ELY, Minn. — Seven years ago today, a lightning strike about 13 miles east of Ely touched off the Pagami Creek Fire, a blaze that would burn for weeks, leaving 145 square miles of forest charred and denuded. It remains the largest fire northern Minnesota has seen in 80-plus years.
DULUTH — President Donald Trump's recent visit to Duluth will cost the city and county around $90,000, including about $46,000 in overtime pay, local leaders say. In all, Duluth directly incurred $65,971 in staffing costs related to the president's June 20 appearance at Amsoil Arena, and Wayne Parson, the city's chief financial officer, said the city will need to absorb those expenses.
DULUTH—President Donald Trump's pending visit to Duluth will pose a quandary for some Minnesota politicians, particularly Democrats who have been at odds with many of his policies. Gov. Mark Dayton, who is not running for re-election, has offered to greet Trump at the airport but it remains unclear whether the president would welcome a Democratic governor's handshake. Although Dayton has openly criticized Trump's policies on immigration, global warming and health care, Caroline Burns, the governor's press secretary, said the offer stands.
DULUTH—Duluth's floating museum, the SS William A. Irvin, will need to be moved out of its usual haunt — Minnesota Slip — to make way for cleanup work this fall, and the retired laker's displacement will result in the cancellation of its most popular offering of the year, the annual Halloween "Haunted Ship" tours.
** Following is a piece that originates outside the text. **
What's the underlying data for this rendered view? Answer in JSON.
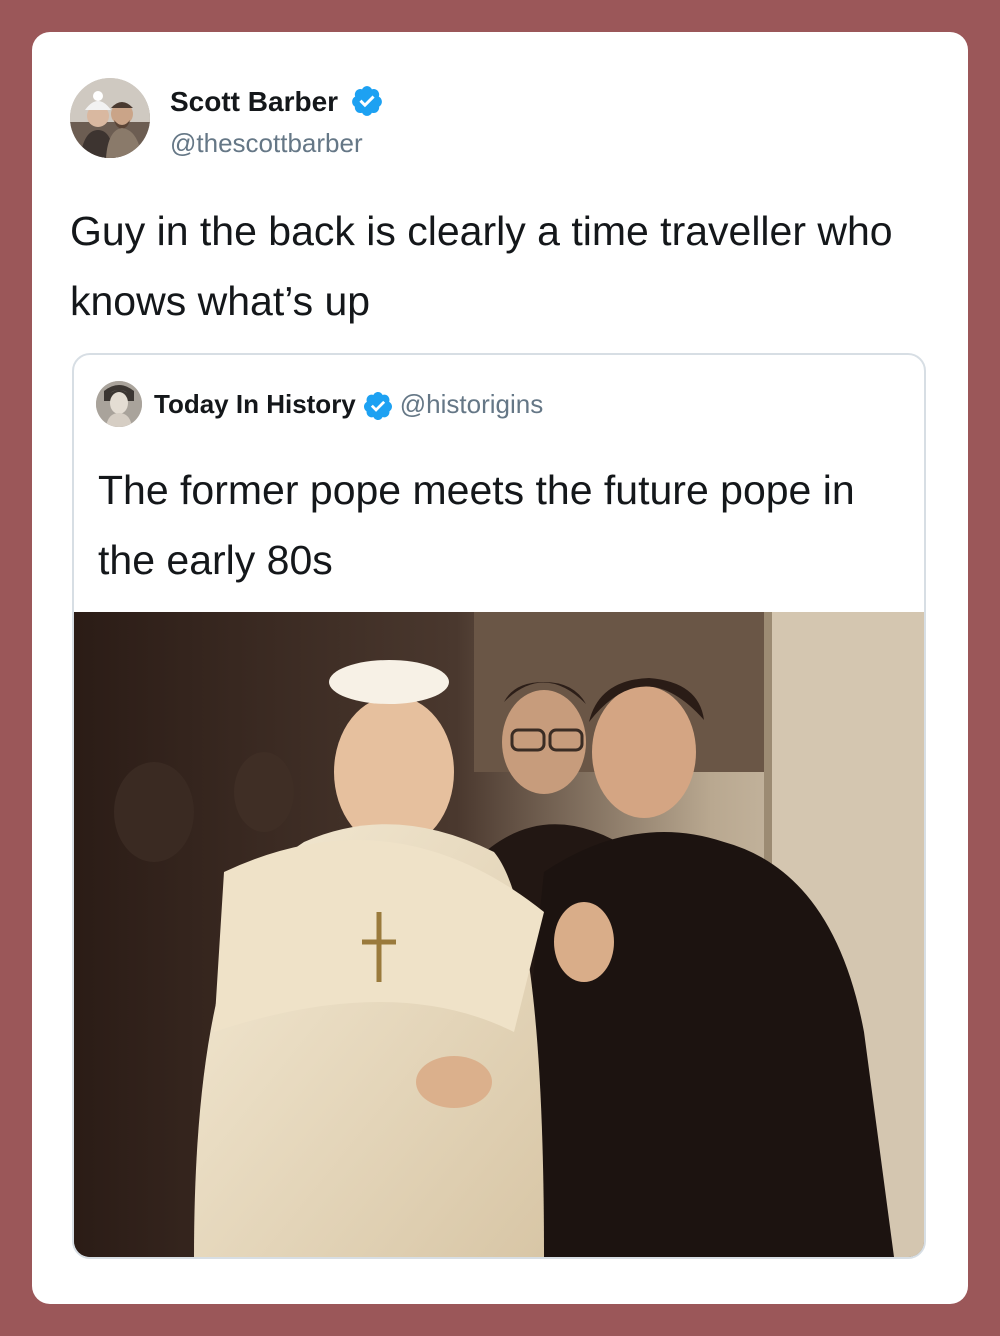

In fact, the Irvin will remain closed for the whole season, as repairs to the seawalls of Minnesota Slip drag on, said Steve Rankila, museum director for the Duluth Entertainment Convention Center, which manages the vessel.